China's online population made an estimated loss of 149.15 billion yuan (24.42 billion U.S. dollars) in 2013 by falling victim to Internet-based scams, according to an Internet Society of China (ISC) survey on Wednesday.
The figure was a conservative estimate, according to the survey, which also showed around 55 percent of victims lost cash below 100 yuan and 13.4 percent had lost more than 600 yuan.
Online shopping was the major risk area, with money being swindled through scams via text messages, malicious charging on prepaid cell phone accounts and Internet fraud.
Meanwhile, smartphones carried the bigger risks compared to desktops and laptops, showed the survey, which was released at an annual Internet conference in Beijing. Data showed 77 percent of the country's netizens were going online via smartphones as of June.
The scams come amid the emergence of Internet technologies.

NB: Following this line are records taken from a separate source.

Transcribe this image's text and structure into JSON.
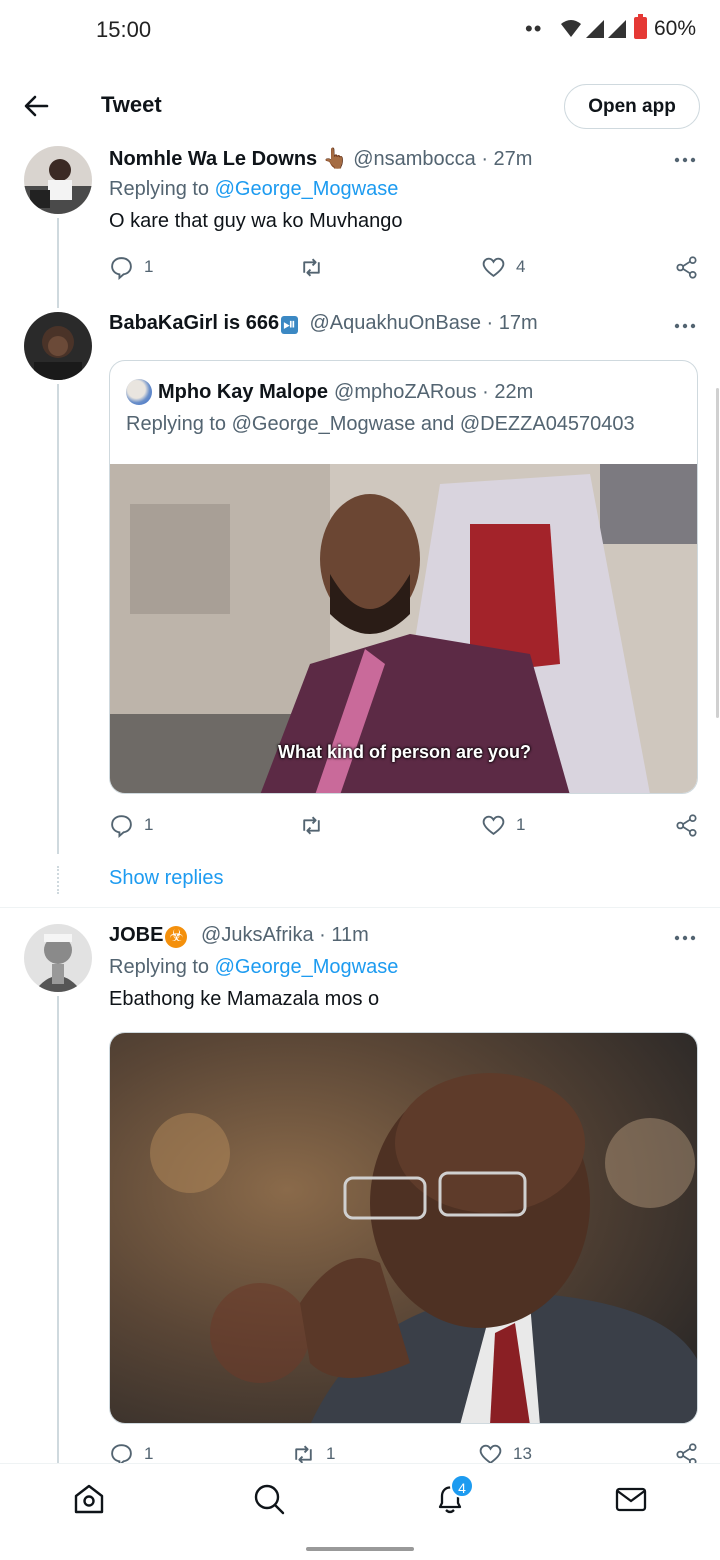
{
  "status_bar": {
    "time": "15:00",
    "dots": "••",
    "battery": "60%"
  },
  "header": {
    "back_icon": "arrow-left-icon",
    "title": "Tweet",
    "open_app_label": "Open app"
  },
  "tweets": [
    {
      "name": "Nomhle Wa Le Downs",
      "emoji": "👆🏾",
      "handle": "@nsambocca · 27m",
      "replying_prefix": "Replying to ",
      "replying_to": "@George_Mogwase",
      "text": "O kare that guy wa ko Muvhango",
      "replies": "1",
      "retweets": "",
      "likes": "4"
    },
    {
      "name": "BabaKaGirl is 666",
      "emoji": "⏯",
      "handle": "@AquakhuOnBase · 17m",
      "quote": {
        "name": "Mpho Kay Malope",
        "handle": "@mphoZARous · 22m",
        "replying": "Replying to @George_Mogwase and @DEZZA04570403",
        "caption": "What kind of person are you?"
      },
      "replies": "1",
      "retweets": "",
      "likes": "1",
      "show_replies": "Show replies"
    },
    {
      "name": "JOBE",
      "emoji": "☣",
      "handle": "@JuksAfrika · 11m",
      "replying_prefix": "Replying to ",
      "replying_to": "@George_Mogwase",
      "text": "Ebathong ke Mamazala mos o",
      "replies": "1",
      "retweets": "1",
      "likes": "13"
    }
  ],
  "bottom_nav": {
    "items": [
      "home-icon",
      "search-icon",
      "bell-icon",
      "mail-icon"
    ],
    "notification_count": "4"
  },
  "colors": {
    "accent": "#1d9bf0",
    "text": "#0f1419",
    "secondary": "#536471"
  }
}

ISC Vice President Gao Xinmin said at the conference that the Chinese online population hit 608 million as of September, covering 45.4 percent of the total population.
Online users created 1.8 trillion yuan worth of retail sales in the past year, according to ICS data. This accounts for 8.5 percent of 21.13 trillion yuan worth of total retail sales reported in the first eleven months of 2013. December data is scheduled to be released on Jan. 20 by the statistical authority.

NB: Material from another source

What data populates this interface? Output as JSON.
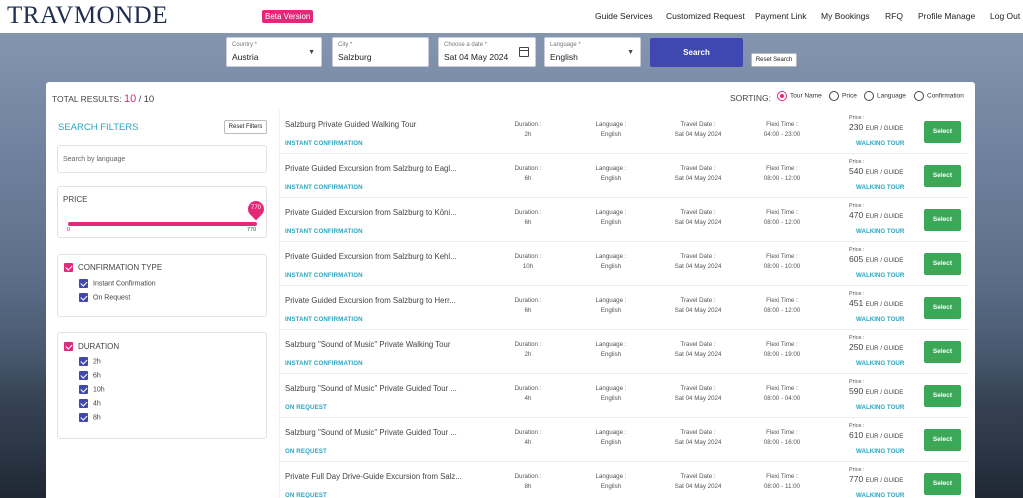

Online retail sales are forecast to grow to 3 trillion yuan by 2015, which will account for 10 percent of shopping transactions, according to the data.
Major Internet firms have been scrambling for bigger market share by offering payment services.
On Tuesday, China's leading microblogging service provider Sina Weibo opened a payment service in cooperation with Alipay to rival Tencent's WeChat. Alipay is the most widely-used third-party online payment solution in the country while WeChat has become the most popular multi-media app combining instant messaging, content sharing and payment.
A Weibo user will be able to pay directly for a meal via his or her Weibo account on their phone by scanning a restaurant code.
Data showed transaction value via mobile payment services had hit 274.79 billion yuan in the third quarter of 2013, up 185.3 percent from the previous three-month period, according to the China e-Business Research Center.
"The Chinese Internet economy is in the face of a new wave of rapid development," Gao said.
He added that as a transaction platform, the Internet has become a key distribution channel attracting more companies to e-commerce.
However, ISC vice secretary-general Shi Xiansheng said that the protection of netizens' interests should be prioritized as Internet technologies rapidly develop.
Shi said the government should build a long-term and effective protection system and standardize regulations. Meanwhile, technologies must also be improved to safeguard the financial security of the growing online population.